The UK’s Conservative party’s ‘hostile environment’ immigration policy of 2010, which resulted in the Windrush Scandal, is not the first time members of the Windrush generation have had to face anti-immigration political campaigns in Britain. The ‘Keep Britain White’ political campaign between the late ’50s and early ’60s by far-right political groups, such as the White Defence League and British National Party, was deemed by many to be a direct attack upon the Windrush generations and other migrants’ presence within the UK. Described as an unforgiving time, these anti-immigration political campaigns heightened racial tensions among many communities in Britain and many members of the Windrush generation felt isolated and unprotected by the same government who invited them to Britain.

Their lives during this period was filled with racial abuse, harassment and, at times, violence. With the echoes of sentiments held by anti-immigration politicians like Sir Oswald Mosley and Enoch Powell of the ‘50s and ‘60s, these reminders of the past can only reinforce that for this ageing generation, reparative justice can be the only solution to remedy this betrayal. The Windrush generation’s descendants still face racial injustices while living in contemporary Britain and, although equal opportunity policies of the Windrush generation’s time have evolved into tighter and somewhat effective Equality, Diversity and Inclusion policies, there is still a culture of neglect and dismissal when it comes to supporting the various Black communities of Britain.

It is important to remember that the Windrush generation were invited from 1948 to 1973 as British subjects to help rebuild and fill the post-war labour shortages in Britain. Indoctrinated since birth, prior to independence, people of African descent living within the British Caribbean territories were told, believed and were legally classified as British. The Home Office, by wrongly classifying the Windrush generation as illegal immigrants and therefore ‘not British’, demonstrates an embedded and dismissive attitude link to Britain’s history in colonialism. The promise of the ‘British Empires dream for all’ has now become a nightmare.

The Home Office may not have intentionally targeted the Windrush generation but, the roots behind the actions of those who acted negligently, and the thought process behind the ‘hostile environment’ as a political campaign, should not be disregarded. The Windrush Compensation Scheme has seen a lack of engagement from the Windrush generation according to the committee, as a result of the ‘fear of being retraumatised by the process’. The Windrush generation, dubbed as a special ethnographic group, have since their arrival to Britain suffered various forms of traumatisation due to racial injustices. Just as their ancestors did, they helped to rebuild Britain with racial discrimination as a connecting theme to both their struggles. Whether immigrants sailing to the ‘Mother Country’, or captives being taken away from their ‘Mother’s country’, if true justice is to occur for the Windrush generation and their descendants, then requests for recognition and restitution via reparative justice, including that of their ancestors, must be permitted. The Windrush Compensation Scheme administered by the Home Office cannot deliver this.

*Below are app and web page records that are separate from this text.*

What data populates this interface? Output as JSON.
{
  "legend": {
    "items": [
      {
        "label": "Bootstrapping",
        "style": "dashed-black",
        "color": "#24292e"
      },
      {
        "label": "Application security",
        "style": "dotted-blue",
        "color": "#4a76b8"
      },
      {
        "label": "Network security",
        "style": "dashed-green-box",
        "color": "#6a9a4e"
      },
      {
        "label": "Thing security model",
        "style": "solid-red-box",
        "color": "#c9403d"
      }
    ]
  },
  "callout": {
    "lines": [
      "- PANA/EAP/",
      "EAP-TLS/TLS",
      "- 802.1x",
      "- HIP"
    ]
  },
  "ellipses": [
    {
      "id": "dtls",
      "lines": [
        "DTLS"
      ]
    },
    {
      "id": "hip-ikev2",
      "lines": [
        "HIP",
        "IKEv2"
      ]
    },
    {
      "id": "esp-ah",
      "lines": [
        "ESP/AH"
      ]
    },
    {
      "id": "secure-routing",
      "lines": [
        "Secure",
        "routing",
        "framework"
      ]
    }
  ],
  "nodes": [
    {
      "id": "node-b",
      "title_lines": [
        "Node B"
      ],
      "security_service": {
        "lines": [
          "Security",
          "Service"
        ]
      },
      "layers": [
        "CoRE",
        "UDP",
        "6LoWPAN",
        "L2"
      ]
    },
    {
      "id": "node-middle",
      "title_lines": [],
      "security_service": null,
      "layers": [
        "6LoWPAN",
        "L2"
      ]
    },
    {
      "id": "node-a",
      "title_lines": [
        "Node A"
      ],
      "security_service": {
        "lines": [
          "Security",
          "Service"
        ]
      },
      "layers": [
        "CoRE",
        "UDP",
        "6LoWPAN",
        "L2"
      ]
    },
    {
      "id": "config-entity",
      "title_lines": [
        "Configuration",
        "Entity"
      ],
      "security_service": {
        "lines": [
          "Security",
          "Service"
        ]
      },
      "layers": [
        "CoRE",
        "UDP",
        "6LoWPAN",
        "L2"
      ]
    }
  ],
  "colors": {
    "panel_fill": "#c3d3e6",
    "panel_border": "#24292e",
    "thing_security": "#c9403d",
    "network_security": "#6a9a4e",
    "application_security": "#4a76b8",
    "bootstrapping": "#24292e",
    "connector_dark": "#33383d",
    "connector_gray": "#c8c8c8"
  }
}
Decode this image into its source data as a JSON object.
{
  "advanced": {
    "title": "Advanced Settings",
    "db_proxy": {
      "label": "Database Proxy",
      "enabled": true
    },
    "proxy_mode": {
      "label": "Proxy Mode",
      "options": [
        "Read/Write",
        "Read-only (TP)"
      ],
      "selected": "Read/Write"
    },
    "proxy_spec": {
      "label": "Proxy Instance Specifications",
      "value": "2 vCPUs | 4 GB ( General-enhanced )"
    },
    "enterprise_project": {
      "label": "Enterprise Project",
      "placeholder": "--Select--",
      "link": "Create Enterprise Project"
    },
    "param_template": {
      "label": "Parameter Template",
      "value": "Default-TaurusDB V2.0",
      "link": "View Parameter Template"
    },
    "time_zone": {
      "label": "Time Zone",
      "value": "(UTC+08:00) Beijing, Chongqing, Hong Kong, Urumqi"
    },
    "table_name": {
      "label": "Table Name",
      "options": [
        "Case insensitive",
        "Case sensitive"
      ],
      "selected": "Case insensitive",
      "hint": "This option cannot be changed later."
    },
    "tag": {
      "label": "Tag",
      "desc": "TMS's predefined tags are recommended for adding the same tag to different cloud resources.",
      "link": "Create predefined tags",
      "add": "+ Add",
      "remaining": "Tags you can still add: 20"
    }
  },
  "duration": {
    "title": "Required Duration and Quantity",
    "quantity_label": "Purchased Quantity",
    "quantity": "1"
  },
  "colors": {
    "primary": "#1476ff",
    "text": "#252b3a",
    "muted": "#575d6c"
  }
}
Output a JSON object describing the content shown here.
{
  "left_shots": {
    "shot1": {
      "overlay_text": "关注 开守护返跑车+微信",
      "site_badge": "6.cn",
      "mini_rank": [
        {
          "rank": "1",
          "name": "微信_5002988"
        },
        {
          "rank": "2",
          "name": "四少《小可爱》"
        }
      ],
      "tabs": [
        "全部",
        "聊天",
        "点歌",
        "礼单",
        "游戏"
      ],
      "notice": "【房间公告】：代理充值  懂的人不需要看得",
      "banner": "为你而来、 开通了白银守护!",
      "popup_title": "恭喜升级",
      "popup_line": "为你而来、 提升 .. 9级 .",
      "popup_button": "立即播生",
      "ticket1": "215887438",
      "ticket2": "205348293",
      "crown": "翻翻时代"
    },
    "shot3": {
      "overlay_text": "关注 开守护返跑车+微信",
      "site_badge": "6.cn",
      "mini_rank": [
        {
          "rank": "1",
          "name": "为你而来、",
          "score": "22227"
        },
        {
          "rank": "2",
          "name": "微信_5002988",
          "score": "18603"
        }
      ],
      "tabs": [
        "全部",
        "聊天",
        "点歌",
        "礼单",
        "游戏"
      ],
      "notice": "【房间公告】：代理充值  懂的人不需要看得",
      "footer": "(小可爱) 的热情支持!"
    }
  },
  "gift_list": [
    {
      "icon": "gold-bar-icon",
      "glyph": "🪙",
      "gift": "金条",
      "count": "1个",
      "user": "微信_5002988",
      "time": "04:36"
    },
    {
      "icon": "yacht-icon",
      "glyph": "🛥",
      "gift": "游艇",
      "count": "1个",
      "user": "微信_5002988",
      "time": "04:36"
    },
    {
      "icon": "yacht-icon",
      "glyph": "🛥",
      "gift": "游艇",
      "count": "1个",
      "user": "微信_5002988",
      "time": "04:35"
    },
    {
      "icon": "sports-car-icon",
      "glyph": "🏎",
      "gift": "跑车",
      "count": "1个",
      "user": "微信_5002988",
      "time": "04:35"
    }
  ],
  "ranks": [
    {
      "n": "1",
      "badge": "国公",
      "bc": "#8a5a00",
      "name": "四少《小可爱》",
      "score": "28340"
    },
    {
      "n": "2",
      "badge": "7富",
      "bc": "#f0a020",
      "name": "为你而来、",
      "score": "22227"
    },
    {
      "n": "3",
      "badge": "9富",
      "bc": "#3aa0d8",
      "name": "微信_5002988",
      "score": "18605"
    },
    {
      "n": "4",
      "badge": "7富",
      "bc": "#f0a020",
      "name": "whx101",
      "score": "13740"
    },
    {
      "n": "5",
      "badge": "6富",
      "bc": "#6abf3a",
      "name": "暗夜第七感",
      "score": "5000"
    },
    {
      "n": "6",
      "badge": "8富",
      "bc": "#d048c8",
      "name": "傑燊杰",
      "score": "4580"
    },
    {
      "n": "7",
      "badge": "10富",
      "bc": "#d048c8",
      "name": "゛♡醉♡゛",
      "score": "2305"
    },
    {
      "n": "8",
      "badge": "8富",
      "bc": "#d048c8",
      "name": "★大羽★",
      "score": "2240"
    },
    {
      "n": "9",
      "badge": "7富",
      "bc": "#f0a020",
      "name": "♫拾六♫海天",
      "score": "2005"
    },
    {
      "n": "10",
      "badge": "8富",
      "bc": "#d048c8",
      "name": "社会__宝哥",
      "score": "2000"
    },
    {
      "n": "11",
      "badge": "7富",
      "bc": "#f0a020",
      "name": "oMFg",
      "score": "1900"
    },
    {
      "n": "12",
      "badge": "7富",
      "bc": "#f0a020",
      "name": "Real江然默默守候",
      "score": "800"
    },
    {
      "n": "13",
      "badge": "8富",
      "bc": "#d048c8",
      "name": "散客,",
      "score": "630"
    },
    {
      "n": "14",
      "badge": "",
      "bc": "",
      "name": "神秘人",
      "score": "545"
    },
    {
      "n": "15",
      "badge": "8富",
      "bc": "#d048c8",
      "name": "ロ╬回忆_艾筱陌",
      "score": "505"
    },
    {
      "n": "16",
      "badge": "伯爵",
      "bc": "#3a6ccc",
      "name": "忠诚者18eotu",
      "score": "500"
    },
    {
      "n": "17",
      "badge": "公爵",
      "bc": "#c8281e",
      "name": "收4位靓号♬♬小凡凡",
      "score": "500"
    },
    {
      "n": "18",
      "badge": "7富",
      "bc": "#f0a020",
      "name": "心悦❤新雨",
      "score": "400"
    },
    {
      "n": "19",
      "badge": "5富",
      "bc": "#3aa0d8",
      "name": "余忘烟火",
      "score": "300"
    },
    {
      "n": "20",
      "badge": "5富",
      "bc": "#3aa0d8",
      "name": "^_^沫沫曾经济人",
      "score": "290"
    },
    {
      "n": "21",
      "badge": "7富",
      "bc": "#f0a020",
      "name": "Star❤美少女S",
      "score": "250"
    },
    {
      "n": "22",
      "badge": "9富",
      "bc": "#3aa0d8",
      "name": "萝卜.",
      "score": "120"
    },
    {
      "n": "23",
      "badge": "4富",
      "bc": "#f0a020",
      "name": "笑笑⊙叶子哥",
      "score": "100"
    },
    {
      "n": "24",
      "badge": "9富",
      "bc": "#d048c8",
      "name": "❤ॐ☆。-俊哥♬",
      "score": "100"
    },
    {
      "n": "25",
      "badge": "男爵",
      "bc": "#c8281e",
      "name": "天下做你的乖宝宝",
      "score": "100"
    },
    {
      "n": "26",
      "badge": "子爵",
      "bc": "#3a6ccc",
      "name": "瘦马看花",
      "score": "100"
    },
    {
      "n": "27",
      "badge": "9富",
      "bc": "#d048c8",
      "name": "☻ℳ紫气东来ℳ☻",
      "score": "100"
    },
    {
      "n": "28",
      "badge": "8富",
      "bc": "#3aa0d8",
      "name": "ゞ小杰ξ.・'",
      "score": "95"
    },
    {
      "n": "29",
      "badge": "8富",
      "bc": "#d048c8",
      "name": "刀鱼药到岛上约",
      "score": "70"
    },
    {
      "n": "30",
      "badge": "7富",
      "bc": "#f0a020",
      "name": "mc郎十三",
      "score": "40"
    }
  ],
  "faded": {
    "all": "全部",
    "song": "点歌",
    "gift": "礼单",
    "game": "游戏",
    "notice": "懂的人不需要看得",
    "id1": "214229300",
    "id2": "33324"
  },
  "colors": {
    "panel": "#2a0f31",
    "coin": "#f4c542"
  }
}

Without reparative justice, reoccurring political and societal errors linked to the legacy of the transatlantic slave trade and colonialism will continuously manifest, resulting in numerous ‘lessons learnt’ mostly at the expense of Black and ethnic minority communities. The compensation levels to remedy these continued forms of human rights violations against the Windrush generation and their descendants must be determined by an independent tribunal and not the Home Office. If not, we may find the lyrics of iconic UK reggae band Steel Pulse coming to pass where, ‘Babylon makes the rules where my people suffer…’

- Priscellia Robinson is a UK Barrister, United Nations Fellow, and CRR network scholar. Send feedback to